----- Provided information

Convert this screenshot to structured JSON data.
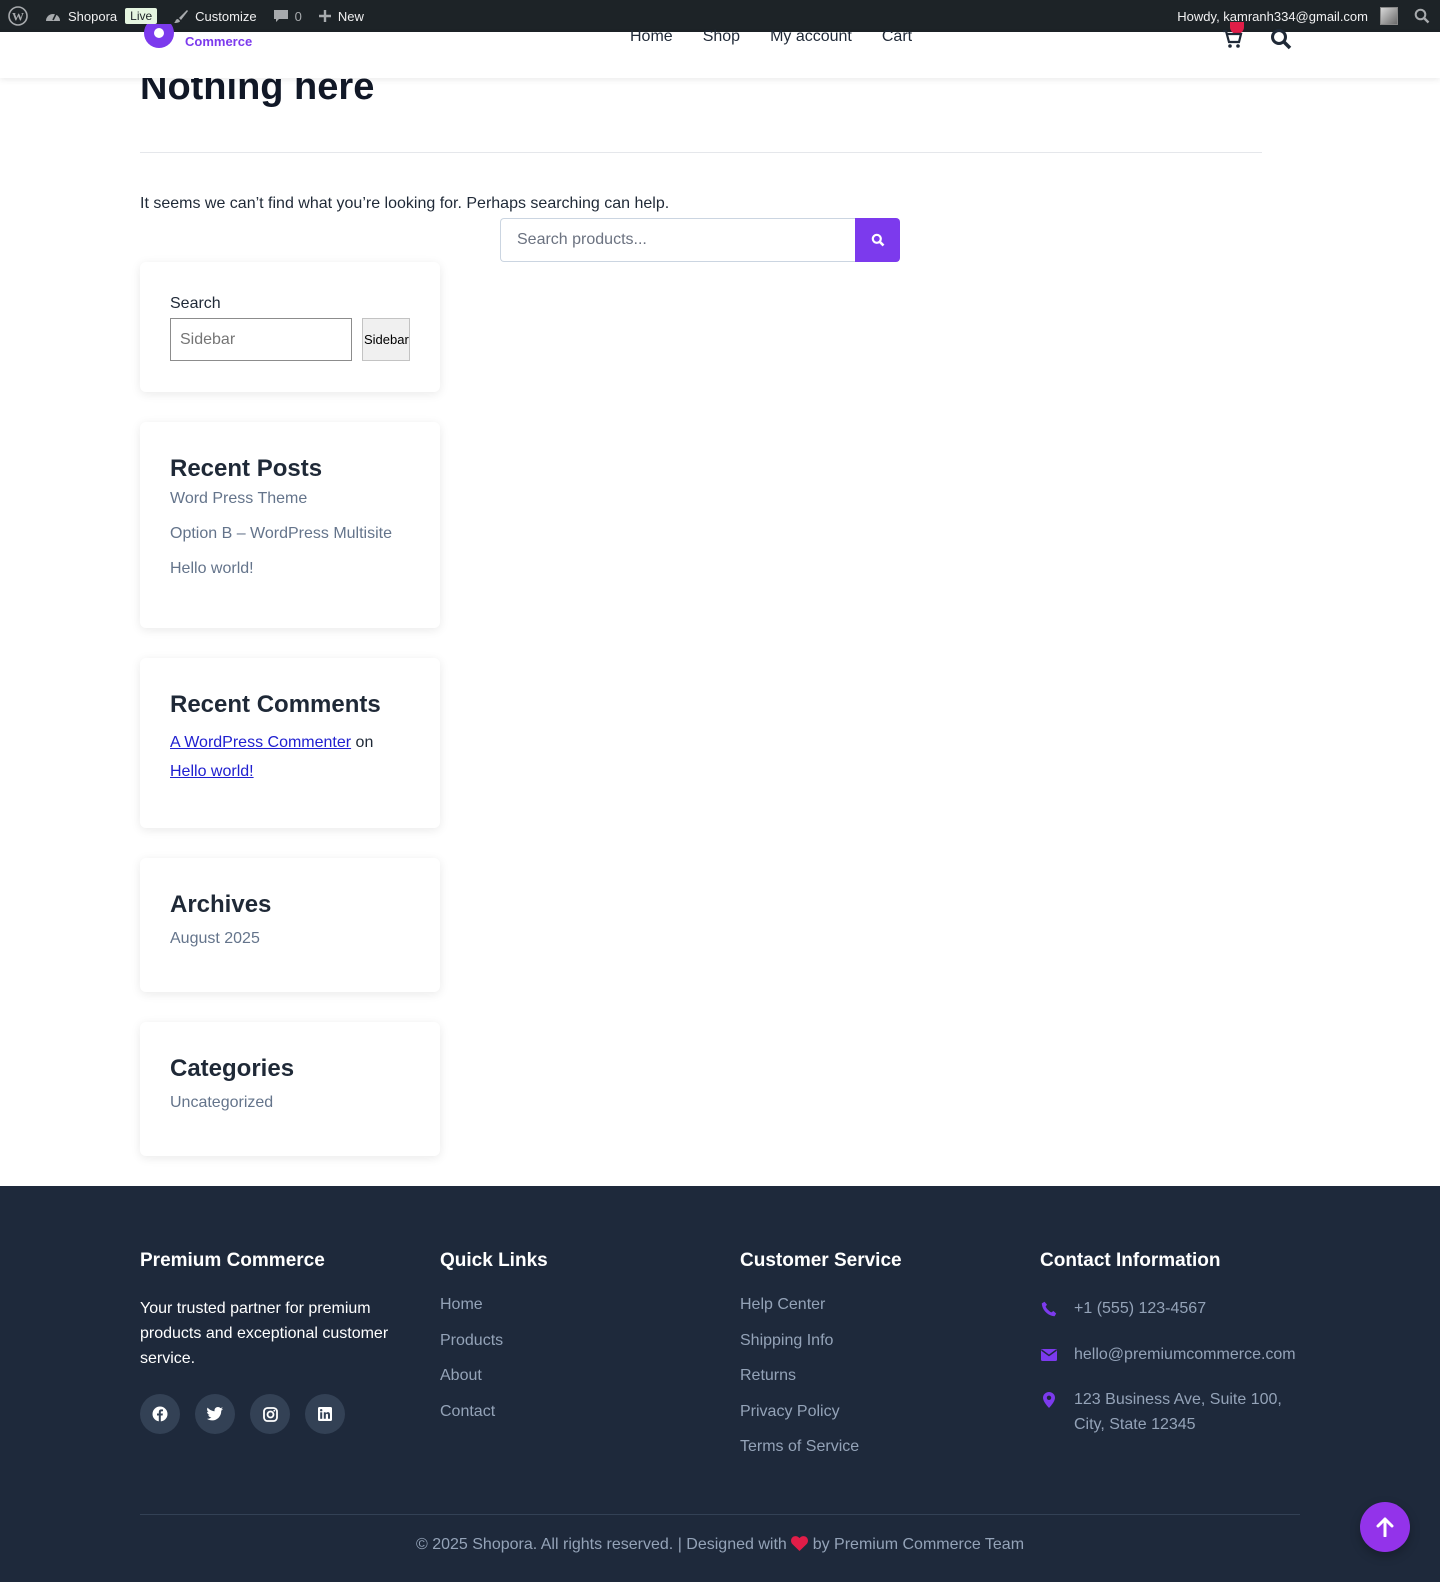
{
  "admin_bar": {
    "site_name": "Shopora",
    "live_badge": "Live",
    "customize": "Customize",
    "comments_count": "0",
    "new_label": "New",
    "howdy": "Howdy, kamranh334@gmail.com"
  },
  "header": {
    "logo_text": "Commerce",
    "nav": [
      "Home",
      "Shop",
      "My account",
      "Cart"
    ]
  },
  "content": {
    "title": "Nothing here",
    "message": "It seems we can’t find what you’re looking for. Perhaps searching can help.",
    "search_placeholder": "Search products..."
  },
  "sidebar": {
    "search": {
      "label": "Search",
      "placeholder": "Sidebar",
      "button": "Sidebar"
    },
    "recent_posts": {
      "title": "Recent Posts",
      "items": [
        "Word Press Theme",
        "Option B – WordPress Multisite",
        "Hello world!"
      ]
    },
    "recent_comments": {
      "title": "Recent Comments",
      "author": "A WordPress Commenter",
      "connector": "on",
      "post": "Hello world!"
    },
    "archives": {
      "title": "Archives",
      "items": [
        "August 2025"
      ]
    },
    "categories": {
      "title": "Categories",
      "items": [
        "Uncategorized"
      ]
    }
  },
  "footer": {
    "about": {
      "title": "Premium Commerce",
      "text": "Your trusted partner for premium products and exceptional customer service."
    },
    "quick_links": {
      "title": "Quick Links",
      "items": [
        "Home",
        "Products",
        "About",
        "Contact"
      ]
    },
    "customer_service": {
      "title": "Customer Service",
      "items": [
        "Help Center",
        "Shipping Info",
        "Returns",
        "Privacy Policy",
        "Terms of Service"
      ]
    },
    "contact": {
      "title": "Contact Information",
      "phone": "+1 (555) 123-4567",
      "email": "hello@premiumcommerce.com",
      "address_line1": "123 Business Ave, Suite 100,",
      "address_line2": "City, State 12345"
    },
    "copyright_left": "© 2025 Shopora. All rights reserved. | Designed with",
    "copyright_right": "by Premium Commerce Team"
  },
  "colors": {
    "accent": "#7c3aed",
    "footer_bg": "#1e293b",
    "admin_bar_bg": "#1d2327",
    "heart": "#e11d48"
  },
  "icons": [
    "wordpress-icon",
    "dashboard-icon",
    "brush-icon",
    "comment-icon",
    "plus-icon",
    "avatar",
    "admin-search-icon",
    "cart-icon",
    "search-icon",
    "facebook-icon",
    "twitter-icon",
    "instagram-icon",
    "linkedin-icon",
    "phone-icon",
    "envelope-icon",
    "map-pin-icon",
    "heart-icon",
    "arrow-up-icon"
  ]
}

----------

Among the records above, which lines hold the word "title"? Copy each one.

**Answer to this exercise**
    "title": "Nothing here",
      "title": "Recent Posts",
      "title": "Recent Comments",
      "title": "Archives",
      "title": "Categories",
      "title": "Premium Commerce",
      "title": "Quick Links",
      "title": "Customer Service",
      "title": "Contact Information",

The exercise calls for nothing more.